WORK REQUIRED: Within the listing below, count the lines that include "typographylovers" and give the count alone.

DATA FOR PROCESSING:
——————————

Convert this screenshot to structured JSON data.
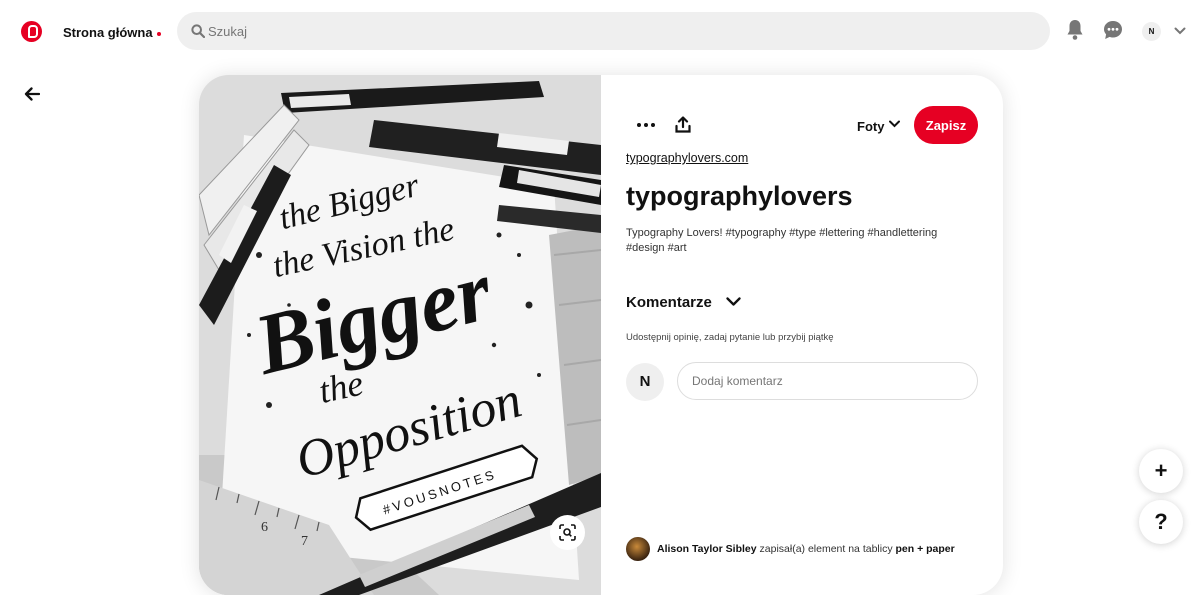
{
  "header": {
    "home_label": "Strona główna",
    "search_placeholder": "Szukaj",
    "user_initial": "N"
  },
  "pin": {
    "board_label": "Foty",
    "save_label": "Zapisz",
    "domain": "typographylovers.com",
    "title": "typographylovers",
    "description": "Typography Lovers! #typography #type #lettering #handlettering #design #art",
    "image_text": {
      "line1": "the Bigger",
      "line2": "the Vision the",
      "line3": "Bigger",
      "line4": "the",
      "line5": "Opposition",
      "banner": "#VOUSNOTES",
      "ruler_numbers": [
        "6",
        "7"
      ]
    }
  },
  "comments": {
    "heading": "Komentarze",
    "hint": "Udostępnij opinię, zadaj pytanie lub przybij piątkę",
    "avatar_initial": "N",
    "input_placeholder": "Dodaj komentarz"
  },
  "saver": {
    "name": "Alison Taylor Sibley",
    "action": " zapisał(a) element na tablicy ",
    "board": "pen + paper"
  },
  "floating": {
    "add_label": "+",
    "help_label": "?"
  },
  "colors": {
    "brand": "#e60023",
    "search_bg": "#efefef"
  }
}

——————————

YOUR SOLUTION: 2